EXTRACTED INFORMATION —
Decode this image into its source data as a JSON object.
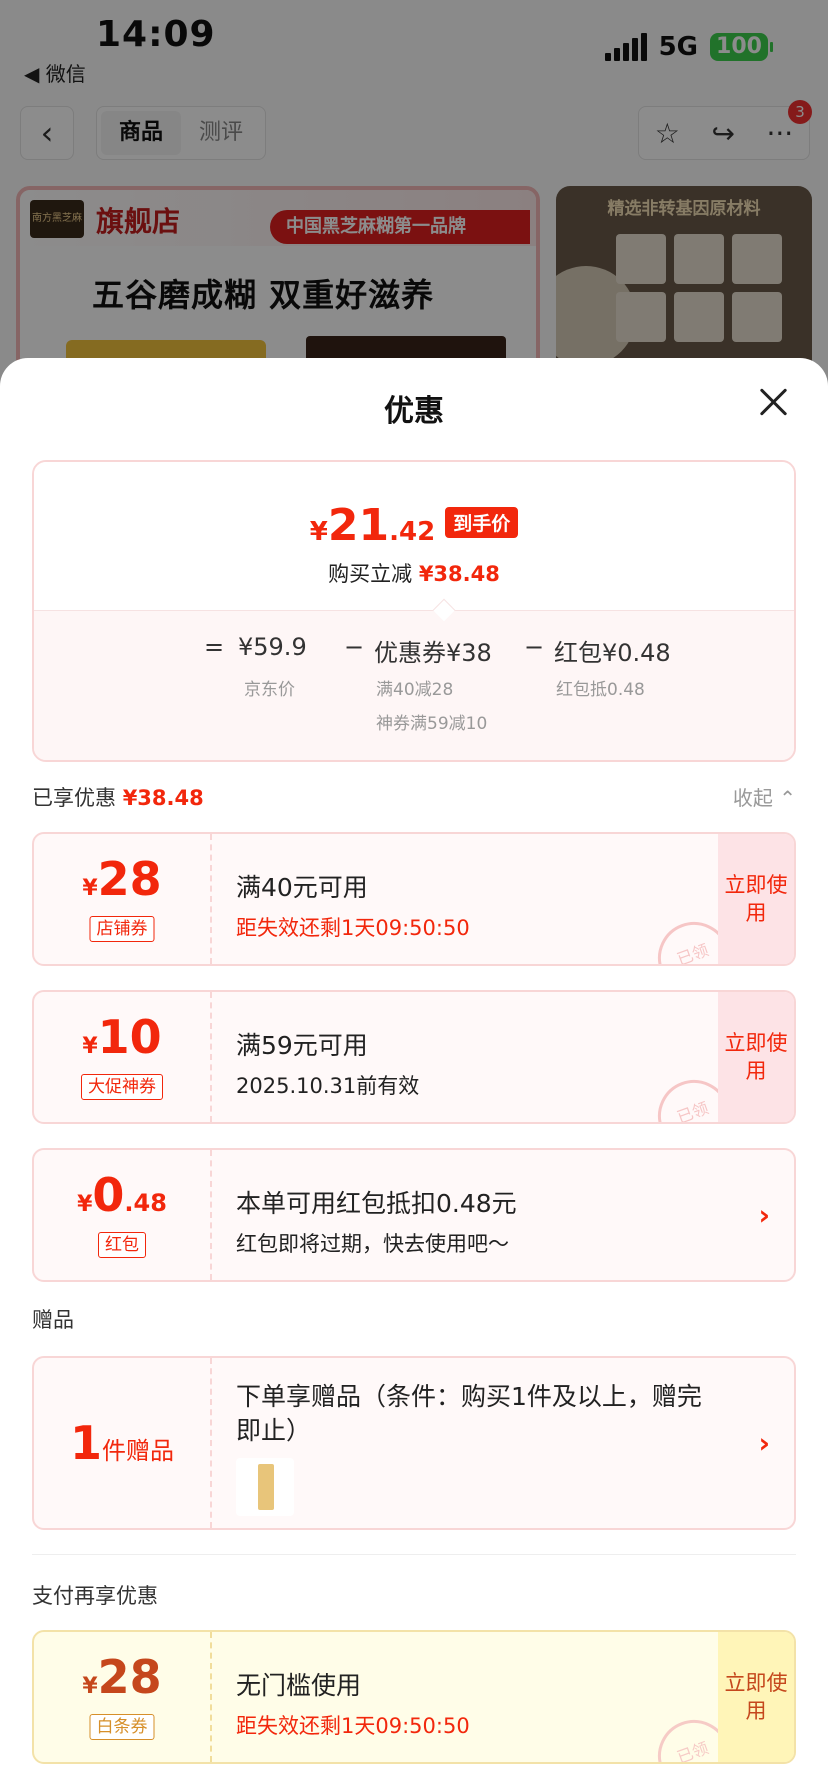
{
  "status_bar": {
    "time": "14:09",
    "back_app": "◀ 微信",
    "network": "5G",
    "battery": "100"
  },
  "product_nav": {
    "tabs": [
      {
        "label": "商品"
      },
      {
        "label": "测评"
      }
    ],
    "cart_badge": "3"
  },
  "banner": {
    "store_label": "旗舰店",
    "slogan": "中国黑芝麻糊第一品牌",
    "headline": "五谷磨成糊 双重好滋养",
    "side_title": "精选非转基因原材料"
  },
  "sheet": {
    "title": "优惠",
    "price": {
      "yen": "¥",
      "integer": "21",
      "decimal": ".42",
      "tag": "到手价",
      "save_label": "购买立减",
      "save_amount": "¥38.48"
    },
    "formula": {
      "equals": "=",
      "base_price": "¥59.9",
      "base_label": "京东价",
      "minus1": "−",
      "coupon_amount": "优惠券¥38",
      "coupon_detail1": "满40减28",
      "coupon_detail2": "神券满59减10",
      "minus2": "−",
      "redpack_amount": "红包¥0.48",
      "redpack_detail": "红包抵0.48"
    },
    "enjoyed_label": "已享优惠",
    "enjoyed_amount": "¥38.48",
    "collapse_label": "收起",
    "coupons": [
      {
        "yen": "¥",
        "amount": "28",
        "decimal": "",
        "tag": "店铺券",
        "title": "满40元可用",
        "subtitle": "距失效还剩1天09:50:50",
        "action": "立即使用",
        "stamp": "已领"
      },
      {
        "yen": "¥",
        "amount": "10",
        "decimal": "",
        "tag": "大促神券",
        "title": "满59元可用",
        "subtitle": "2025.10.31前有效",
        "action": "立即使用",
        "stamp": "已领"
      },
      {
        "yen": "¥",
        "amount": "0",
        "decimal": ".48",
        "tag": "红包",
        "title": "本单可用红包抵扣0.48元",
        "subtitle": "红包即将过期，快去使用吧～",
        "action": ""
      }
    ],
    "gift_section_label": "赠品",
    "gift": {
      "count": "1",
      "unit": "件赠品",
      "text": "下单享赠品（条件：购买1件及以上，赠完即止）"
    },
    "pay_section_label": "支付再享优惠",
    "pay_coupon": {
      "yen": "¥",
      "amount": "28",
      "tag": "白条券",
      "title": "无门槛使用",
      "subtitle": "距失效还剩1天09:50:50",
      "action": "立即使用",
      "stamp": "已领"
    }
  }
}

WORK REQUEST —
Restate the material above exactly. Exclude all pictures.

WRITTEN REPLY —
Decode this image into its source data as a JSON object.
{
  "status_bar": {
    "time": "14:09",
    "back_app": "◀ 微信",
    "network": "5G",
    "battery": "100"
  },
  "product_nav": {
    "tabs": [
      {
        "label": "商品"
      },
      {
        "label": "测评"
      }
    ],
    "cart_badge": "3"
  },
  "banner": {
    "store_label": "旗舰店",
    "slogan": "中国黑芝麻糊第一品牌",
    "headline": "五谷磨成糊 双重好滋养",
    "side_title": "精选非转基因原材料"
  },
  "sheet": {
    "title": "优惠",
    "price": {
      "yen": "¥",
      "integer": "21",
      "decimal": ".42",
      "tag": "到手价",
      "save_label": "购买立减",
      "save_amount": "¥38.48"
    },
    "formula": {
      "equals": "=",
      "base_price": "¥59.9",
      "base_label": "京东价",
      "minus1": "−",
      "coupon_amount": "优惠券¥38",
      "coupon_detail1": "满40减28",
      "coupon_detail2": "神券满59减10",
      "minus2": "−",
      "redpack_amount": "红包¥0.48",
      "redpack_detail": "红包抵0.48"
    },
    "enjoyed_label": "已享优惠",
    "enjoyed_amount": "¥38.48",
    "collapse_label": "收起",
    "coupons": [
      {
        "yen": "¥",
        "amount": "28",
        "decimal": "",
        "tag": "店铺券",
        "title": "满40元可用",
        "subtitle": "距失效还剩1天09:50:50",
        "action": "立即使用",
        "stamp": "已领"
      },
      {
        "yen": "¥",
        "amount": "10",
        "decimal": "",
        "tag": "大促神券",
        "title": "满59元可用",
        "subtitle": "2025.10.31前有效",
        "action": "立即使用",
        "stamp": "已领"
      },
      {
        "yen": "¥",
        "amount": "0",
        "decimal": ".48",
        "tag": "红包",
        "title": "本单可用红包抵扣0.48元",
        "subtitle": "红包即将过期，快去使用吧～",
        "action": ""
      }
    ],
    "gift_section_label": "赠品",
    "gift": {
      "count": "1",
      "unit": "件赠品",
      "text": "下单享赠品（条件：购买1件及以上，赠完即止）"
    },
    "pay_section_label": "支付再享优惠",
    "pay_coupon": {
      "yen": "¥",
      "amount": "28",
      "tag": "白条券",
      "title": "无门槛使用",
      "subtitle": "距失效还剩1天09:50:50",
      "action": "立即使用",
      "stamp": "已领"
    }
  }
}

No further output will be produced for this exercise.